____ Given records

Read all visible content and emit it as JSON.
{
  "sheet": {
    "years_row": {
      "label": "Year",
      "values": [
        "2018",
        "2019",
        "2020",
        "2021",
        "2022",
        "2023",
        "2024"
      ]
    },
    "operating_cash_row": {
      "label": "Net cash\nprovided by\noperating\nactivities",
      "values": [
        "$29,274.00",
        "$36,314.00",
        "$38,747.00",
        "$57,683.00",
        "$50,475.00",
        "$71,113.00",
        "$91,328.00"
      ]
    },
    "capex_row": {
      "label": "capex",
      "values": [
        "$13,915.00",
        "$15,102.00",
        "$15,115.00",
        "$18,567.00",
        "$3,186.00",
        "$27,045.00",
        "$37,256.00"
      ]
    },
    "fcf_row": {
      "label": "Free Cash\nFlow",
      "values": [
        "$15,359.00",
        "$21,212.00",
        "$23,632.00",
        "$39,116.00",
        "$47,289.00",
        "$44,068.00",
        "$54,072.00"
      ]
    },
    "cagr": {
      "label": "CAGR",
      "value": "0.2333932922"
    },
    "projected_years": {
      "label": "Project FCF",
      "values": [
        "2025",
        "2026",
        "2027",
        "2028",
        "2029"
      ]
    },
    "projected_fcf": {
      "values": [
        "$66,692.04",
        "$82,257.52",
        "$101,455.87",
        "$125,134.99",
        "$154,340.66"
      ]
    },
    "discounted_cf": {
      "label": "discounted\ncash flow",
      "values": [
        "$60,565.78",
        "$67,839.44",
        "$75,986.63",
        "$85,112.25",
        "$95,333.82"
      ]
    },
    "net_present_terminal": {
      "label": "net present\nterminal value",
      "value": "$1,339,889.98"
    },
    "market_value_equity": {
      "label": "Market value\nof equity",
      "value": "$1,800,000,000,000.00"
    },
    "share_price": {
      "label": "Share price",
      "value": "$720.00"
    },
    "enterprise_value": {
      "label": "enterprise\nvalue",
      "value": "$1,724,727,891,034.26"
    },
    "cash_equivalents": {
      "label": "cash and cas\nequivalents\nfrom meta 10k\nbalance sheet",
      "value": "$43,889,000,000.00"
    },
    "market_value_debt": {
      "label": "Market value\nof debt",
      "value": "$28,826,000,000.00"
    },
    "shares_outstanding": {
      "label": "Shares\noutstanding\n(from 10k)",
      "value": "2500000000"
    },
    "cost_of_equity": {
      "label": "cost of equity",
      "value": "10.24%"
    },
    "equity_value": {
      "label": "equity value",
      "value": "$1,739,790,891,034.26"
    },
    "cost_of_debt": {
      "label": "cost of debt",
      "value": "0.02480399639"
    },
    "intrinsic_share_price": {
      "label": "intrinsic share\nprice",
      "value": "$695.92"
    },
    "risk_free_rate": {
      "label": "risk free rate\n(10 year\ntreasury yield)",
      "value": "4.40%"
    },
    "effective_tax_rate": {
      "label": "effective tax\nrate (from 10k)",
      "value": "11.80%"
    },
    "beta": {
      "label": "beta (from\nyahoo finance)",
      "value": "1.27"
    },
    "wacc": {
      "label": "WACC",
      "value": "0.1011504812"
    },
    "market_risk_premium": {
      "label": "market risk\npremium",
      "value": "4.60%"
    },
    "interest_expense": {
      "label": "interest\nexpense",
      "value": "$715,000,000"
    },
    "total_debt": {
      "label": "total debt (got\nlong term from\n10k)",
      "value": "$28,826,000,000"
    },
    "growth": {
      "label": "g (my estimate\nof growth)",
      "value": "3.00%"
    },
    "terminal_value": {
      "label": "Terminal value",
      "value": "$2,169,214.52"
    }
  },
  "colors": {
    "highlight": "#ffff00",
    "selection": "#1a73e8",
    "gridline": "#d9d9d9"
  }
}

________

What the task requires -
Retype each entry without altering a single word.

Task response -
Read all visible content and emit it as JSON.
{
  "sheet": {
    "years_row": {
      "label": "Year",
      "values": [
        "2018",
        "2019",
        "2020",
        "2021",
        "2022",
        "2023",
        "2024"
      ]
    },
    "operating_cash_row": {
      "label": "Net cash\nprovided by\noperating\nactivities",
      "values": [
        "$29,274.00",
        "$36,314.00",
        "$38,747.00",
        "$57,683.00",
        "$50,475.00",
        "$71,113.00",
        "$91,328.00"
      ]
    },
    "capex_row": {
      "label": "capex",
      "values": [
        "$13,915.00",
        "$15,102.00",
        "$15,115.00",
        "$18,567.00",
        "$3,186.00",
        "$27,045.00",
        "$37,256.00"
      ]
    },
    "fcf_row": {
      "label": "Free Cash\nFlow",
      "values": [
        "$15,359.00",
        "$21,212.00",
        "$23,632.00",
        "$39,116.00",
        "$47,289.00",
        "$44,068.00",
        "$54,072.00"
      ]
    },
    "cagr": {
      "label": "CAGR",
      "value": "0.2333932922"
    },
    "projected_years": {
      "label": "Project FCF",
      "values": [
        "2025",
        "2026",
        "2027",
        "2028",
        "2029"
      ]
    },
    "projected_fcf": {
      "values": [
        "$66,692.04",
        "$82,257.52",
        "$101,455.87",
        "$125,134.99",
        "$154,340.66"
      ]
    },
    "discounted_cf": {
      "label": "discounted\ncash flow",
      "values": [
        "$60,565.78",
        "$67,839.44",
        "$75,986.63",
        "$85,112.25",
        "$95,333.82"
      ]
    },
    "net_present_terminal": {
      "label": "net present\nterminal value",
      "value": "$1,339,889.98"
    },
    "market_value_equity": {
      "label": "Market value\nof equity",
      "value": "$1,800,000,000,000.00"
    },
    "share_price": {
      "label": "Share price",
      "value": "$720.00"
    },
    "enterprise_value": {
      "label": "enterprise\nvalue",
      "value": "$1,724,727,891,034.26"
    },
    "cash_equivalents": {
      "label": "cash and cas\nequivalents\nfrom meta 10k\nbalance sheet",
      "value": "$43,889,000,000.00"
    },
    "market_value_debt": {
      "label": "Market value\nof debt",
      "value": "$28,826,000,000.00"
    },
    "shares_outstanding": {
      "label": "Shares\noutstanding\n(from 10k)",
      "value": "2500000000"
    },
    "cost_of_equity": {
      "label": "cost of equity",
      "value": "10.24%"
    },
    "equity_value": {
      "label": "equity value",
      "value": "$1,739,790,891,034.26"
    },
    "cost_of_debt": {
      "label": "cost of debt",
      "value": "0.02480399639"
    },
    "intrinsic_share_price": {
      "label": "intrinsic share\nprice",
      "value": "$695.92"
    },
    "risk_free_rate": {
      "label": "risk free rate\n(10 year\ntreasury yield)",
      "value": "4.40%"
    },
    "effective_tax_rate": {
      "label": "effective tax\nrate (from 10k)",
      "value": "11.80%"
    },
    "beta": {
      "label": "beta (from\nyahoo finance)",
      "value": "1.27"
    },
    "wacc": {
      "label": "WACC",
      "value": "0.1011504812"
    },
    "market_risk_premium": {
      "label": "market risk\npremium",
      "value": "4.60%"
    },
    "interest_expense": {
      "label": "interest\nexpense",
      "value": "$715,000,000"
    },
    "total_debt": {
      "label": "total debt (got\nlong term from\n10k)",
      "value": "$28,826,000,000"
    },
    "growth": {
      "label": "g (my estimate\nof growth)",
      "value": "3.00%"
    },
    "terminal_value": {
      "label": "Terminal value",
      "value": "$2,169,214.52"
    }
  },
  "colors": {
    "highlight": "#ffff00",
    "selection": "#1a73e8",
    "gridline": "#d9d9d9"
  }
}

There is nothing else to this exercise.